THE North Carolina Oyster Trail is a grassroots effort to
support oyster tourism throughout the coastal regions of
the state. Initially focused on the Outer Banks when it was
launched two years ago, eight companies in the Wilmington
to Topsail area now are among the 30 participants.
The idea is to drive visitors to area shellfish farms, restaurants, markets,
and educational centers. Oyster-related businesses must meet a list of criteria
to become a member.
“The Oyster Trail is putting a lot of bigger farms on the site,” says Evan
Gadow of Three Little Spats Oyster Company, an oyster farm operating
on a 60-plus acre lease near Topsail off
Permuda Island. “You can book and go on
tours, buy oysters up and down the coast.

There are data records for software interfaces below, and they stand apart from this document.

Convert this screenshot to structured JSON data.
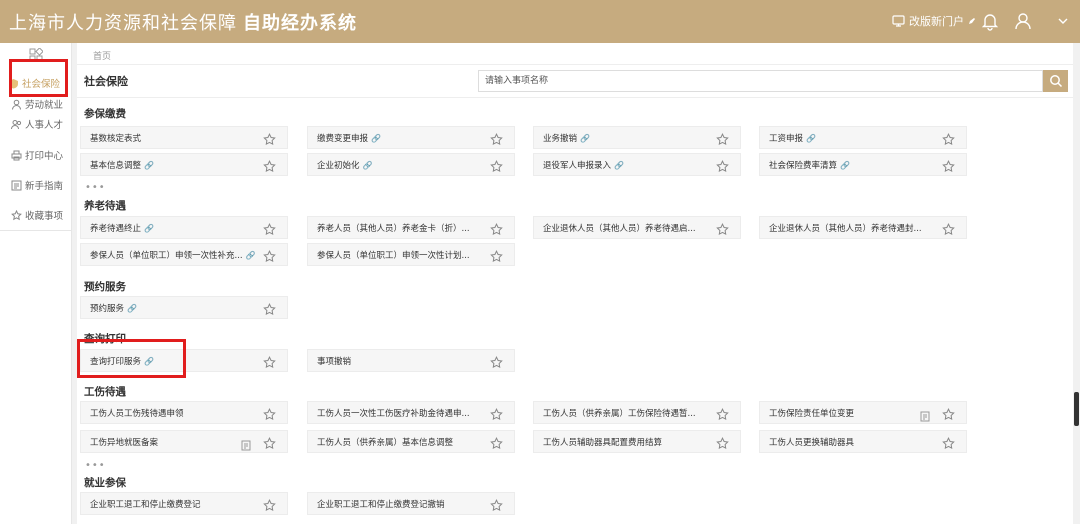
{
  "header": {
    "title": "上海市人力资源和社会保障",
    "subtitle": "自助经办系统",
    "portal_label": "改版新门户"
  },
  "sidebar": {
    "items": [
      {
        "label": "社会保险",
        "icon": "shield-icon",
        "active": true
      },
      {
        "label": "劳动就业",
        "icon": "person-icon"
      },
      {
        "label": "人事人才",
        "icon": "people-icon"
      },
      {
        "label": "打印中心",
        "icon": "printer-icon"
      },
      {
        "label": "新手指南",
        "icon": "guide-icon"
      },
      {
        "label": "收藏事项",
        "icon": "star-icon"
      }
    ]
  },
  "breadcrumb": "首页",
  "main": {
    "title": "社会保险",
    "search_placeholder": "请输入事项名称"
  },
  "sections": [
    {
      "title": "参保缴费",
      "rows": [
        [
          "基数核定表式",
          "缴费变更申报",
          "业务撤销",
          "工资申报"
        ],
        [
          "基本信息调整",
          "企业初始化",
          "退役军人申报录入",
          "社会保险费率清算"
        ]
      ],
      "more": "•••"
    },
    {
      "title": "养老待遇",
      "rows": [
        [
          "养老待遇终止",
          "养老人员（其他人员）养老金卡（折）...",
          "企业退休人员（其他人员）养老待遇启...",
          "企业退休人员（其他人员）养老待遇封..."
        ],
        [
          "参保人员（单位职工）申领一次性补充...",
          "参保人员（单位职工）申领一次性计划..."
        ]
      ]
    },
    {
      "title": "预约服务",
      "rows": [
        [
          "预约服务"
        ]
      ]
    },
    {
      "title": "查询打印",
      "rows": [
        [
          "查询打印服务",
          "事项撤销"
        ]
      ]
    },
    {
      "title": "工伤待遇",
      "rows": [
        [
          "工伤人员工伤残待遇申领",
          "工伤人员一次性工伤医疗补助金待遇申...",
          "工伤人员（供养亲属）工伤保险待遇暂...",
          "工伤保险责任单位变更"
        ],
        [
          "工伤异地就医备案",
          "工伤人员（供养亲属）基本信息调整",
          "工伤人员辅助器具配置费用结算",
          "工伤人员更换辅助器具"
        ]
      ],
      "more": "•••"
    },
    {
      "title": "就业参保",
      "rows": [
        [
          "企业职工退工和停止缴费登记",
          "企业职工退工和停止缴费登记撤销"
        ]
      ]
    }
  ],
  "colors": {
    "header": "#c6ab7f",
    "highlight": "#e11d1d",
    "accent": "#c6a060"
  }
}
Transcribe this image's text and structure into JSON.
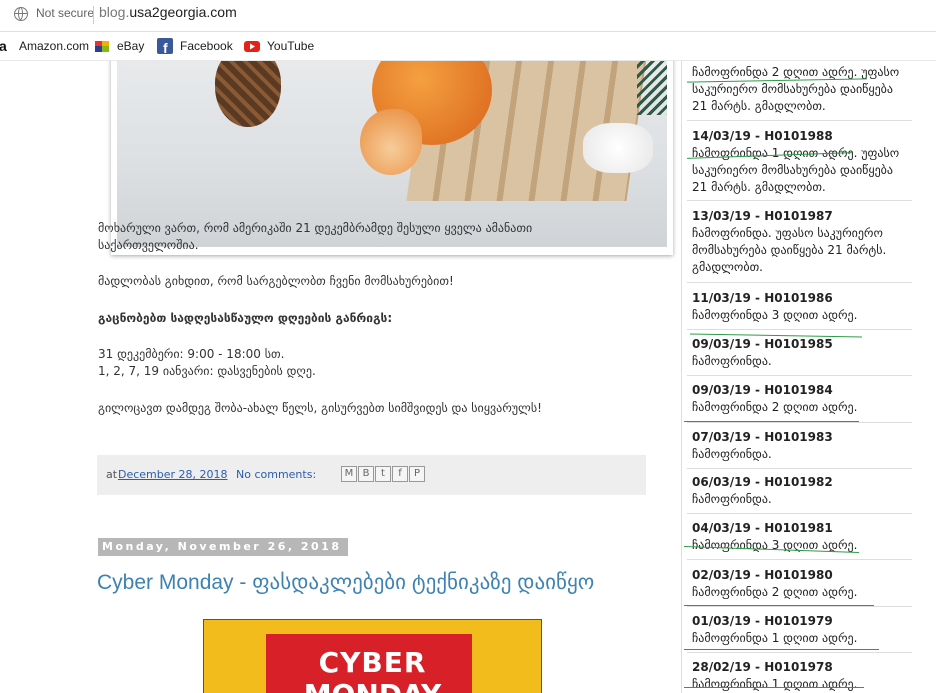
{
  "browser": {
    "security": "Not secure",
    "url_host": "blog.",
    "url_domain": "usa2georgia.com"
  },
  "bookmarks": [
    {
      "label": "Amazon.com",
      "icon": "amazon-icon"
    },
    {
      "label": "eBay",
      "icon": "ebay-icon"
    },
    {
      "label": "Facebook",
      "icon": "facebook-icon"
    },
    {
      "label": "YouTube",
      "icon": "youtube-icon"
    }
  ],
  "post": {
    "para1_line1": "მოხარული ვართ, რომ ამერიკაში 21 დეკემბრამდე შესული ყველა ამანათი",
    "para1_line2": "საქართველოშია.",
    "para2": "მადლობას გიხდით, რომ სარგებლობთ ჩვენი მომსახურებით!",
    "schedule_heading": "გაცნობებთ სადღესასწაულო დღეების განრიგს:",
    "schedule_line1": "31 დეკემბერი: 9:00 - 18:00 სთ.",
    "schedule_line2": "1, 2, 7, 19 იანვარი: დასვენების დღე.",
    "greeting": "გილოცავთ დამდეგ შობა-ახალ წელს, გისურვებთ სიმშვიდეს და სიყვარულს!",
    "footer_at": "at",
    "footer_date": "December 28, 2018",
    "footer_comments": "No comments:",
    "share_icons": [
      "email-icon",
      "blogger-icon",
      "twitter-icon",
      "facebook-icon",
      "pinterest-icon"
    ]
  },
  "next_post": {
    "date_header": "Monday, November 26, 2018",
    "title": "Cyber Monday - ფასდაკლებები ტექნიკაზე დაიწყო",
    "banner_line1": "CYBER",
    "banner_line2": "MONDAY"
  },
  "sidebar": {
    "top_line1": "ჩამოფრინდა 2 დღით ადრე. უფასო",
    "top_line2": "საკურიერო მომსახურება დაიწყება",
    "top_line3": "21 მარტს. გმადლობთ.",
    "entries": [
      {
        "title": "14/03/19 - H0101988",
        "lines": [
          "ჩამოფრინდა 1 დღით ადრე. უფასო",
          "საკურიერო მომსახურება დაიწყება",
          "21 მარტს. გმადლობთ."
        ]
      },
      {
        "title": "13/03/19 - H0101987",
        "lines": [
          "ჩამოფრინდა. უფასო საკურიერო",
          "მომსახურება დაიწყება 21 მარტს.",
          "გმადლობთ."
        ]
      },
      {
        "title": "11/03/19 - H0101986",
        "lines": [
          "ჩამოფრინდა 3 დღით ადრე."
        ]
      },
      {
        "title": "09/03/19 - H0101985",
        "lines": [
          "ჩამოფრინდა."
        ]
      },
      {
        "title": "09/03/19 - H0101984",
        "lines": [
          "ჩამოფრინდა 2 დღით ადრე."
        ]
      },
      {
        "title": "07/03/19 - H0101983",
        "lines": [
          "ჩამოფრინდა."
        ]
      },
      {
        "title": "06/03/19 - H0101982",
        "lines": [
          "ჩამოფრინდა."
        ]
      },
      {
        "title": "04/03/19 - H0101981",
        "lines": [
          "ჩამოფრინდა 3 დღით ადრე."
        ]
      },
      {
        "title": "02/03/19 - H0101980",
        "lines": [
          "ჩამოფრინდა 2 დღით ადრე."
        ]
      },
      {
        "title": "01/03/19 - H0101979",
        "lines": [
          "ჩამოფრინდა 1 დღით ადრე."
        ]
      },
      {
        "title": "28/02/19 - H0101978",
        "lines": [
          "ჩამოფრინდა 1 დღით ადრე."
        ]
      }
    ]
  }
}
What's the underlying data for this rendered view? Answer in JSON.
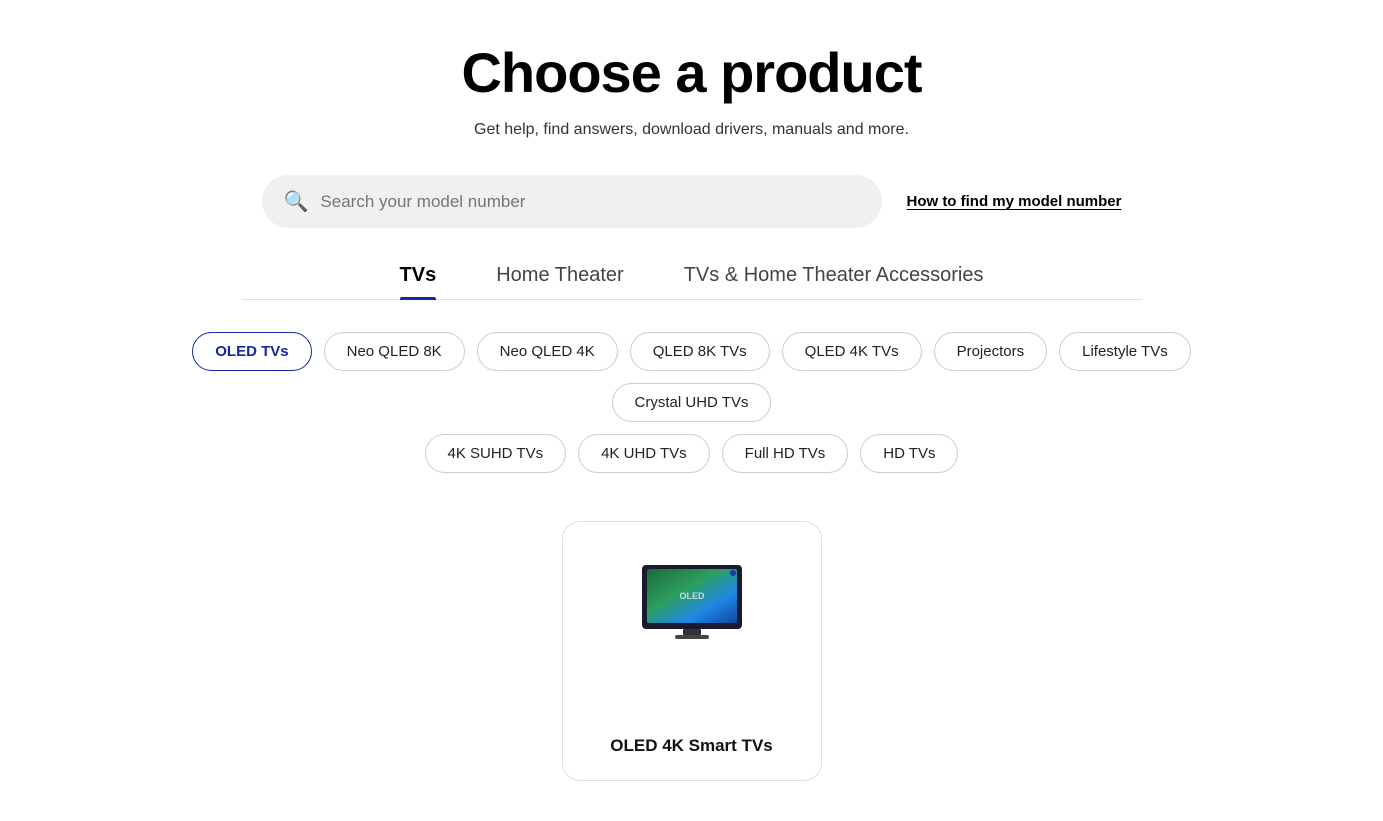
{
  "page": {
    "title": "Choose a product",
    "subtitle": "Get help, find answers, download drivers, manuals and more."
  },
  "search": {
    "placeholder": "Search your model number",
    "model_link": "How to find my model number"
  },
  "tabs": [
    {
      "id": "tvs",
      "label": "TVs",
      "active": true
    },
    {
      "id": "home-theater",
      "label": "Home Theater",
      "active": false
    },
    {
      "id": "accessories",
      "label": "TVs & Home Theater Accessories",
      "active": false
    }
  ],
  "chips_row1": [
    {
      "id": "oled-tvs",
      "label": "OLED TVs",
      "active": true
    },
    {
      "id": "neo-qled-8k",
      "label": "Neo QLED 8K",
      "active": false
    },
    {
      "id": "neo-qled-4k",
      "label": "Neo QLED 4K",
      "active": false
    },
    {
      "id": "qled-8k-tvs",
      "label": "QLED 8K TVs",
      "active": false
    },
    {
      "id": "qled-4k-tvs",
      "label": "QLED 4K TVs",
      "active": false
    },
    {
      "id": "projectors",
      "label": "Projectors",
      "active": false
    },
    {
      "id": "lifestyle-tvs",
      "label": "Lifestyle TVs",
      "active": false
    },
    {
      "id": "crystal-uhd-tvs",
      "label": "Crystal UHD TVs",
      "active": false
    }
  ],
  "chips_row2": [
    {
      "id": "4k-suhd-tvs",
      "label": "4K SUHD TVs",
      "active": false
    },
    {
      "id": "4k-uhd-tvs",
      "label": "4K UHD TVs",
      "active": false
    },
    {
      "id": "full-hd-tvs",
      "label": "Full HD TVs",
      "active": false
    },
    {
      "id": "hd-tvs",
      "label": "HD TVs",
      "active": false
    }
  ],
  "products": [
    {
      "id": "oled-4k-smart-tvs",
      "label": "OLED 4K Smart TVs"
    }
  ]
}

The hope is it will be kind of like how
Napa Valley has their wine tours; we have
an oyster tour.”
The group mirrors the Virginia Oyster
Trail, which began in 2015. The North
Carolina version, administered by the
state Coastal Federation, Sea Grant and
the Shellfish Growers Association, is
slowly rolling out the program, and there
have been a few snags in the net.
New Hanover County is in a bit of a
hard spot. While wanting to encourage
blue economy, sustainable fishing, and a
healthy ocean environment, new leases
have been halted by a shellfish farm
“Getting a lease is a long process. Trying
to find an area that is not around a lot of
buildings, and development, it is hard to
do,” says Mandy Uticone, co-owner of
Carolina Beach Oyster Company. “New
Hanover County is so developed, there’s
a lot of user conflict. That’s why they have
stopped right now.”
Uticone already had her company name with plans of farming near Caro-lina
Beach. Instead, she subleases a small plot in Topsail.
Other oyster farmers echo the difficulty of getting leases. One described
the lengthy process as a nightmare that lasted three years. Another pointed
out the lack of help or incentives from the state, whereas Virginia subsidizes
“I can understand it. It is everybody’s water,” oyster farmer Conor
MacNair says. “When you put something out there in the ocean, it should
be for all our good. We did start off trying to farm in New Hanover, but we
had a lot of pushback. So, we found ourselves up here in Pender County. We
love it here. The best part of Pender is it feels like the oyster farms were here
first and then the houses came.”
N. SEA. Oyster Company farms
shellfish like these Divine
Pines of Topsail Sound oysters.
Above: A collection basket and
culling hammers are common
tools of the trade.
WBM FILE PHOTO
TIMMY DWYER/N. SEA. OYSTER COMPANY